This is a website about statues related to the colonial histories of France and Britain.
Since the mid-2010s, statues of individuals related to the history of European empires have been the target of physical attacks and public debates. Some of the most controversial and widely known of these episodes have been the Rhodes Must Fall movements in Cape Town and Oxford in Britain; the toppling of the statue of Colston in Bristol; the removal of the statue of Victor Schoelcher in Martinique and the smearing of the statue of King Leopold in Brussels with red paint. This project brings together scholars of French and British imperial history, historical geographers, legal scholars, and art historians. By pooling our expertise, we intend to study the complex histories of these statues, situating them in their local contexts, understanding their iconography, tracing the connections between sites, and gathering the conflicting emotions and memories that have built up around them. In doing so, we aim to go beyond flattened descriptions of ‘vandalism’ and ‘patriotism’ and instead produce a citizens’ archive and interpretive tool that can assist with dispassionate, positive and democratic decision-making with regards to difficult heritage.

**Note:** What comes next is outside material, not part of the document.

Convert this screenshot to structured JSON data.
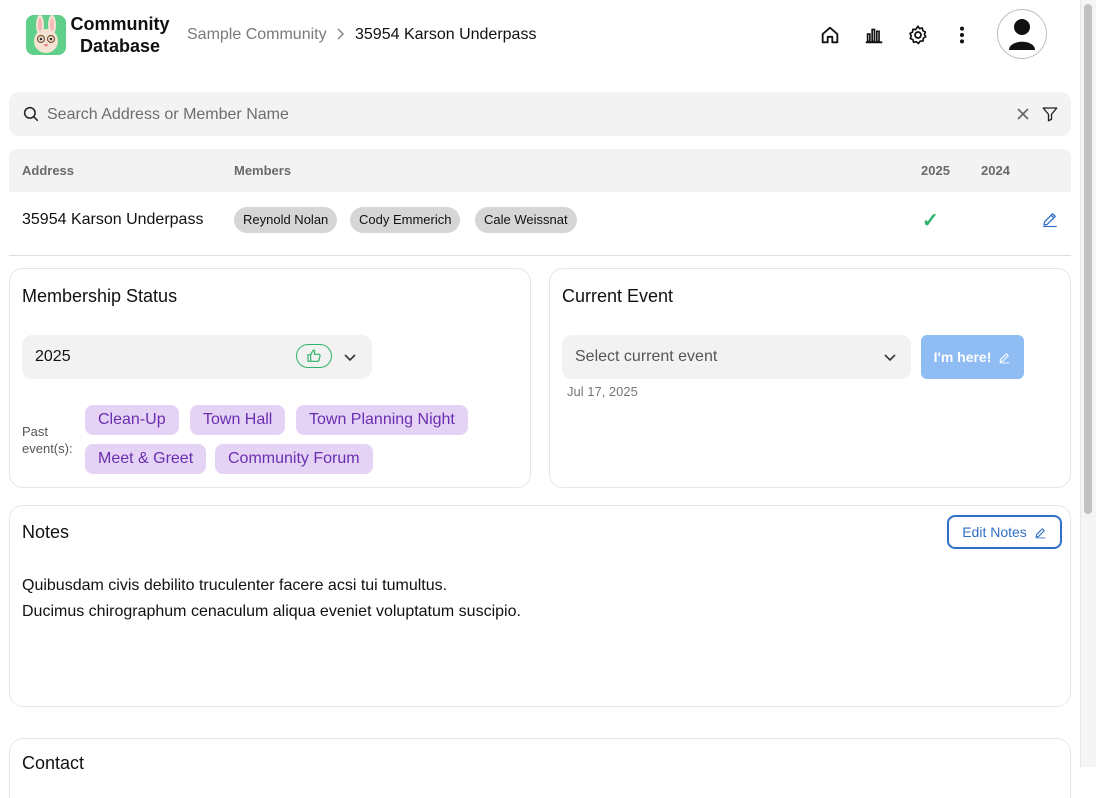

One of the principal outputs of this project will be a free online map of all disputed statues associated with colonialism, in Britain and France. This map will be made available on this website. In addition, we shall conduct detailed research with relation to ten statues – five in France and five in Britain. These ten case-studies will also be presented on this website.
An essential aim of this project is to interact with activists, artists, museum and other heritage professionals and legal experts in France as well as Britain. Reports of these interactions will be provided on this website.